On the busy streets of Khartoum, the capital of Sudan, Salma Awad, 28, rides her bike. Working as a messenger, she delivers orders to her customers through a social media app. While she loves the freedom her bike gives her, and the fact it keeps her in shape, Salma says dealing with all the negativity isn’t easy. For women, riding a bicycle goes against social norms in Sudan.
“I found many problems and risks on the street where I am harassed by drivers who sometimes throw water bottles and stones,” she says. “I usually leave the main streets and use side streets but then I’m chased by stray dogs.”
The number of women on bikes is growing thanks to groups such as the Sudanese Female Cyclists Initiative, based in Khartoum, which holds educational courses and workshops for female cyclists.
“This is first time in Sudan’s modern history that we’ve seen girls riding a bicycle,” says Enass Mazamel, who founded the group in 2016.
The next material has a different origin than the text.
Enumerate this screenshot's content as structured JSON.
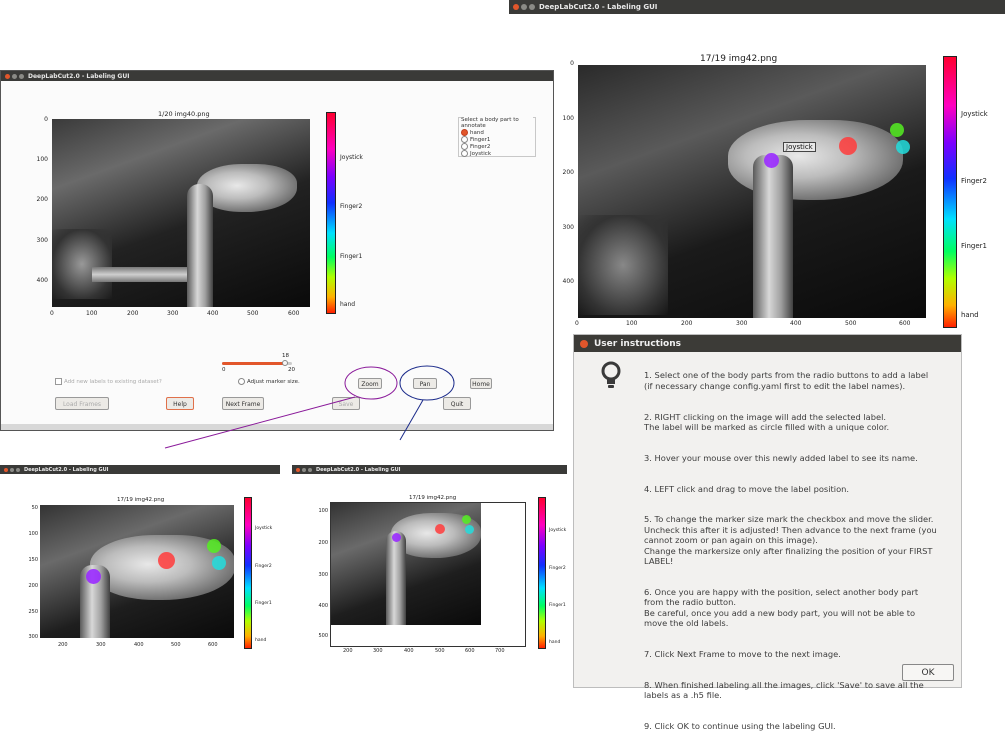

“It’s a human rights project to reduce the gender gap in public places and show women’s interests in sports that were the exclusively for men.”
Clerics and hardliners in Sudan say women should not be allowed to do sports. Women riding bicycles on public roads is seen as a violation of Islamic traditions.
Religious education teacher Mohammed Abuelnour says that Allah would curse men imitating women and women imitating men.
Because they have “difficulties with movement”, women should ride bicycles “for people with disabilities”, he says.
“But for the use of bicycles that show off women’s attractions in the public, they will have to do so in closed areas specifically for women not near men’s eyes.”
No to Women’s Oppression (NWO) is a Khartoum-based group calling for the repeal of laws restricting women, specifically their right to movement.
“We are working to raise awareness among girls and women to ride a bike in the streets,” says NOW member Hind El Tjani.
“This is their right, and we tell them they should be more courageous and ignore harassment, bullying and verbal violence while riding.”
This article was originally heard on RFI’s Africa Calling podcast.